You've asked an interesting and useful question. I don't have a definitive answer, as I think both views are valid.
To start, Pirkei Avot (Chapters of the Fathers) Chapter 5, Mishnah 21 cites Yehudah ben Tamai who said that when one turns 10, he should learn Mishnah, and at 15, he should learn Gemarah. Perhaps, this is the source of separating the two. I hunted, but I haven't found a commentary that elaborates on why Yehuda ben Tamai said this. But, apparently, the Mishnah, encourages, or at least Yehuda ben Tabai, himself, suggests, separation. I surmise that since he places ages, his opinion is based on mental maturity / capacity.
So, what I state below is my opinion, based on having done both methods - together and separately.
The majority of the Mishnah is in Hebrew and most of the Gemarah is in Aramaic. In elementary school, I learned Hebrew first, so in 5th grade, I studied only Mishnah. In 6th grade, prior to learning Gemarah, we had to memorize several pages of common Aramaic Gemarah words before we could even begin learning Gemarah. Bear in mind, that this was in the pre Art Scroll era. (I'll address this, briefly, later.) In hindsight, while my rebbe was harsh, and a bit meshugah in his pedagogy, I think this method did get us to better understand the gemarrah.
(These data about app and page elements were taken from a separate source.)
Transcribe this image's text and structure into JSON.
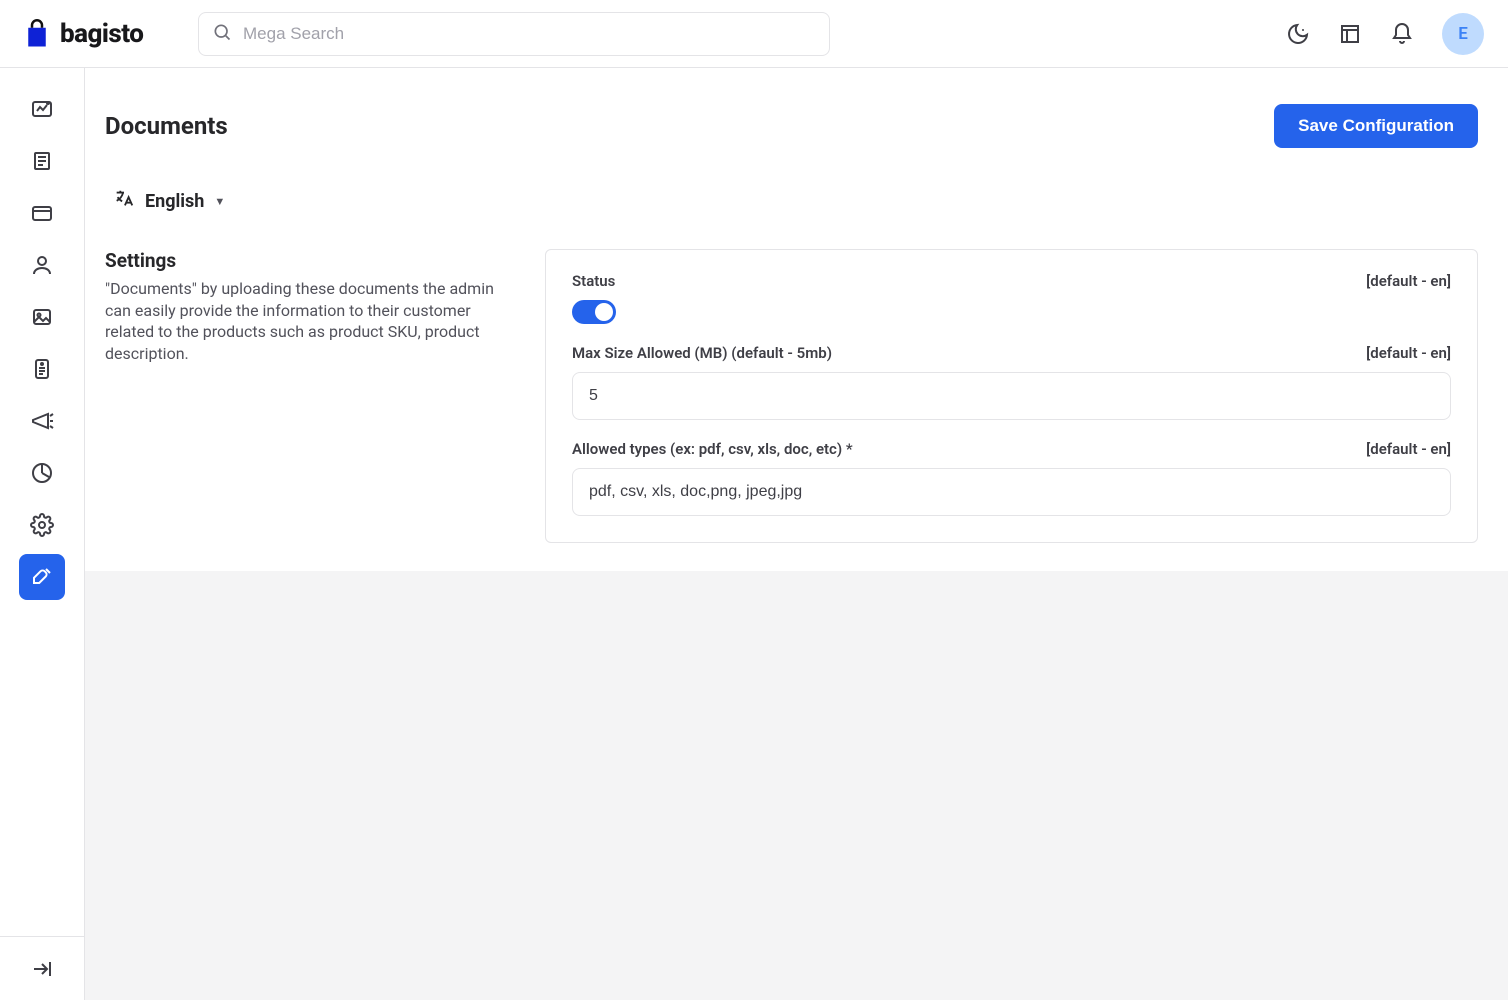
{
  "brand": "bagisto",
  "search": {
    "placeholder": "Mega Search"
  },
  "avatar": {
    "initial": "E"
  },
  "page": {
    "title": "Documents",
    "save_label": "Save Configuration"
  },
  "locale": {
    "language": "English"
  },
  "settings": {
    "heading": "Settings",
    "description": "\"Documents\" by uploading these documents the admin can easily provide the information to their customer related to the products such as product SKU, product description."
  },
  "scope_hint": "[default - en]",
  "fields": {
    "status": {
      "label": "Status",
      "enabled": true
    },
    "max_size": {
      "label": "Max Size Allowed (MB) (default - 5mb)",
      "value": "5"
    },
    "allowed_types": {
      "label": "Allowed types (ex: pdf, csv, xls, doc, etc) *",
      "value": "pdf, csv, xls, doc,png, jpeg,jpg"
    }
  },
  "sidebar": {
    "items": [
      {
        "name": "dashboard"
      },
      {
        "name": "catalog"
      },
      {
        "name": "sales"
      },
      {
        "name": "customers"
      },
      {
        "name": "cms"
      },
      {
        "name": "velocity"
      },
      {
        "name": "marketing"
      },
      {
        "name": "reports"
      },
      {
        "name": "settings"
      },
      {
        "name": "configure",
        "active": true
      }
    ]
  }
}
So, in short, if your Hebrew is good, but your Aramaic is next to zero, you MIGHT want to follow some of my original methodology.
Having stated this, we are now in a wonderful era of Art Scroll, Soncino and Steinzaltz. I prefer Steinzaltz, even in the Hebrew version, though the English one is wonderful for beginners as well. Point is, that even if your have no Hebrew or Aramaic knowledge whatsoever, and even if you can't read Hebrew, you can understand Gemarrah well.
Preference? I find that learning Gemarah together with the Mishnah is better, esp. if you have a good command of Hebrew and enough of a command of "common Gemarah Aramaic" to follow the most common words as well as understand Gemarah methodology (it's rules). The Mishnah is an "overview". It states the facts along with different opinions, sometimes, of what to do. Rarely does the Mishnah state the Torah source or describe the details of how or why it said what it did. As a matter of fact, often when you look at Rash"i commentary on the Mishnah, he will say nothing more than "The Gemarra will explain this, further." So, in a sense, you're FORCED to view the Gemarrah! And even if you used Steinzaltz, Art Scroll, etc., for just the Mishnah, where do you think most of their explanations came from? The Gemarah, of course!
(I am, generally, not in favor of someone using any of these English translations, as, no matter who good they are, anything translated can not be as good as the original source. Something is almost always lost in translation. However, I do understand that not everyone is competent in English, Aramaic or "Yeshivish", so these translations certainly are useful for this crowd. But if possible, better to learn Hebrew and some Aramaic. Don't learn "yeshivish", though ... PLEASE don't. I get irked when people call them "tallaysim" and people stay "BY" someone for 3 "Shabbosim".)
Summarizing - If you're satisfied with a quick overview, the Mishnah will suffice. But, if you really want to appreciate what you are learning, understanding better the source of things as well as seeing different opinions and gaining a better appreciation of logic and honming your logical skills (a side-effect o following Gemarah methodology), then learn it with the Gemarah.
One last small note - There are many tractates that have no Gemarah! In the order of Zera'im, only Brachot has a Gemarah. As a matter of fact, the phrase I quoted at the top, from Pirkei Avot, is another tractate with no Gemarrah. So, if you were to just concentrate on Gemarrah ... my oh my... you'd be missing out on quite a bit :-) Just something to keep in mind!
Note: Yerushalmi includes many of the tractates left out of Bavli...